    Beautifully said! I'm 6 months out from my Pfizer fix this month and trying to get useful information on #3. I have to live long enough to find out if TIs really outlast Chromes

    What's not being said is that the nature of the business is permanently changed now. When I was in my prime, I played 100-150 weddings, Bar Mitzvahs, etc a year. Almost every sideman in our office (which consisted of 5 "name" and 9 second tier leaders plus about 200 sidemen) was a top regional or national musician who happened to live in the Philadelphia area. These gigs (which were called "playing the outside" around here, for some unknown reason) were the main income for many of us because they paid very well and were regular and consistent. A fair number of the players were on the road with major names for several weeks a year - but they were back on the bandstand with guys like me whenever they were home. And the rest of us played shows, restaurants, clubs, concerts, etc during the week and on any night we didn't have an affair booked. Weddings etc were booked months in advance, so we had no problem managing our bookings.

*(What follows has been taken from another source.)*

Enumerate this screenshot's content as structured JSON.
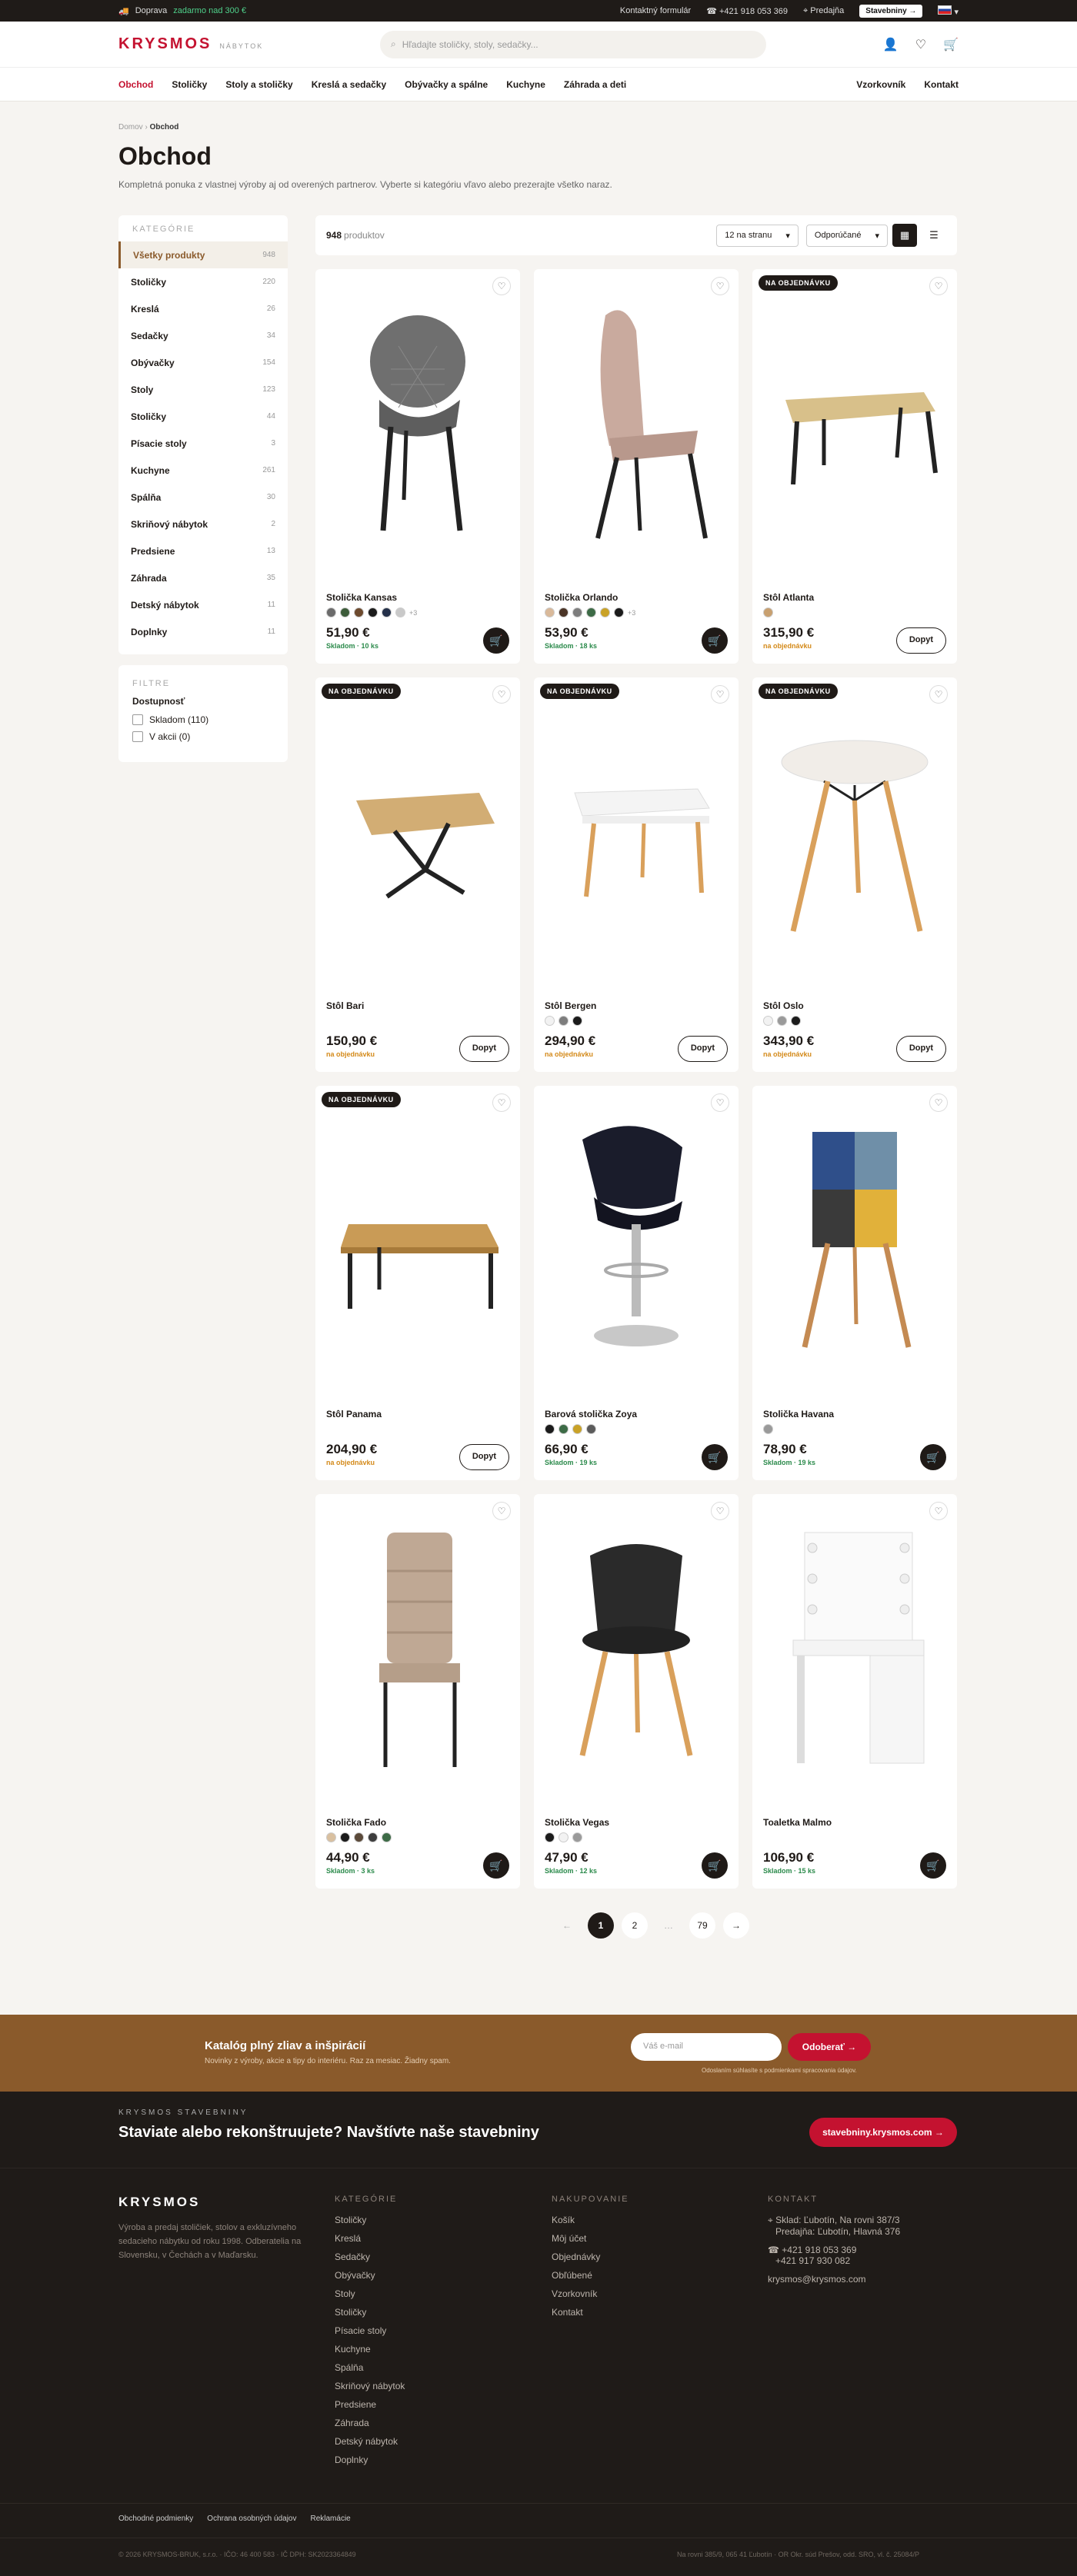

    First, the clubs started booking anything that would fill their seats. Then they began closing, one by one. We used to have 10+ great jazz clubs and twice that many "night clubs" in and aroud Philly. We even had a few serious blues clubs until about 10 years ago. Then DJs cut into the business with far lower prices. But there were still a fair number of very good and very successful outfits playing the remaining outside gigs. Then Covid comes along and kills the party business altogether. Everyone from caterers to photographers to musicians to venue owners to limo companies to formalwear shops has very little work. The nature of weddings etc changed over the last 18 months to the point that we'll probably never see the volume and expanse of fancy affairs again. Now we have online performances, which are fine and enjoyable to play as well as to hear - but they'll never generate the kind of income we used to get from these live affairs.

    And the recording industry is so far from what it was when I was young that it's unrecognizable. Studios did a big and steady business in jingles, commercials, etc. Most of them had a list of players they'd call in to back singers and instrumentalists making demos. The only pitch correction, mistake eraser, etc we had was the next take. And each take was an added expense for the producer, so the better you were the more calls you got and the higher your income was for shorter sessions. Enter digital recording and the mail-in part. Then came the home computer, so everybody could record in his or her basement. Bye bye business.

    Most of us will find new niches. But the nature of being a musician is being changed by the events of the world, and I don't think we'll ever return to what we had. We'll just have to be as creative and innovative as possible in reinventing our roles.